The various rooms (four) on two floors were fitted out with racking which formed the basis of filing backlogs arranged topographically – these largely still exist here, where I work now in the Historic England Archives in Swindon. The actual physical move from vans or lorries was carried out by RCHME staff and I remember several boxes of Bedford Lemere negatives (12x10 inch glass plates) being smashed accidentally as they were passed on from hand to hand up stairways: this only proves the then almost total lack of concern in grasping that photography was a historic recording medium, thus the insufficient resources for proper handling and storage in a building without any air-handling or dust filtering, i.e., an era as distant to conceive as possible given the current attitudes towards the photographic legacy and its conservation constraints which we now take for granted.

The name Neil was never evident, and the building seemed rather connected to the surrounding garment industry in the area so it could have been built as a speculative property for the rag trade, though one wonders how this came into any official ownership or lease. There was a bed for a night security man and no other tenants that I can recollect.
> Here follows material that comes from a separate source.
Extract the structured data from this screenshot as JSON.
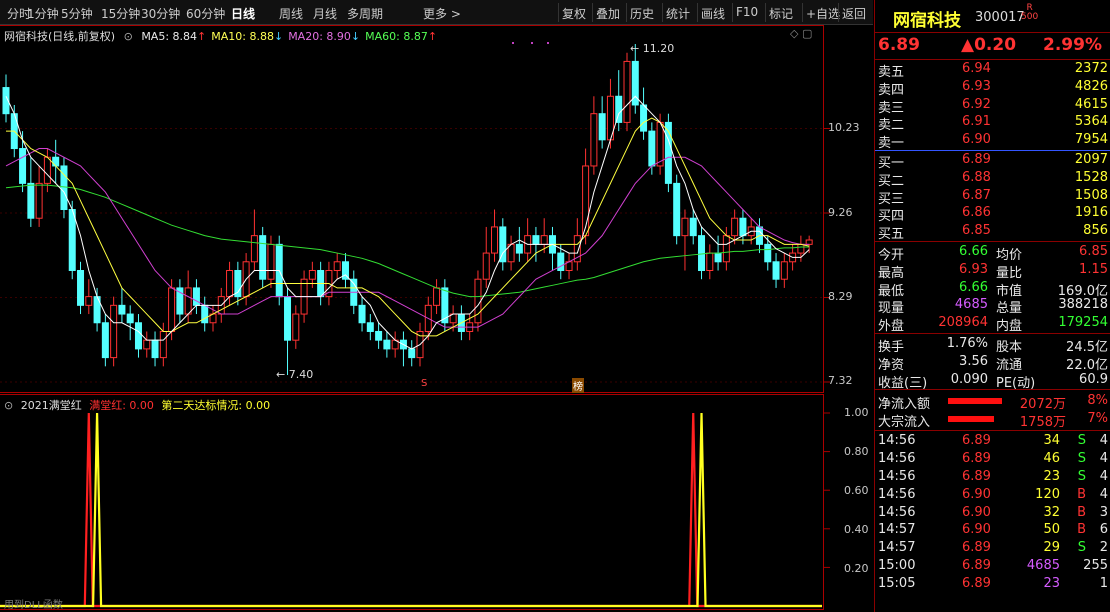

I forever link it with Bloom’s restaurant near the Whitechapel Art Gallery where I would get a take-away of salt-beef on rye with new green pickles and then cycle back to the Royal Commission's headquarters at Savile Row in the West End, or home.

Neil House around 1990 - use for the Royal Commission on the Historical Monuments of England
Contributed by Jonathan Smith on Feb. 15, 2017

Neil House was a particularly unlovely building - hot and airless in the summer and freezing cold in the winter. Indeed, the most interesting thing about the place was its location on the corner of Whitechapel High Street and Osborn Street (which leads on to Brick Lane); at the time the whole area was still at once both seedy (one particular source of amusement being to watch meth drinking vagrants in the park opposite, for example) and vibrant, in its own funny kind of way (the Whitechapel Gallery was just up the street and there was a plethora of good, cheap eateries in Brick Lane). Coincidentally, I briefly re-entered the building in 2007 (albeit only as far as the inside of what had subsequently become a significantly remodelled entrance lobby) when I went there to meet up with someone who was studying at a language school which operated from somewhere within. I imagine that the whole place would have had to be internally altered, to some extent, as the large rooms that existed when it was used as a depository wouldn't have been suitable for a language school.

3-15 Whitechapel Road, April 2017
Contributed by Derek Kendall

1-15 Whitechapel Road from the south-west in April 2017
Contributed by Derek Kendall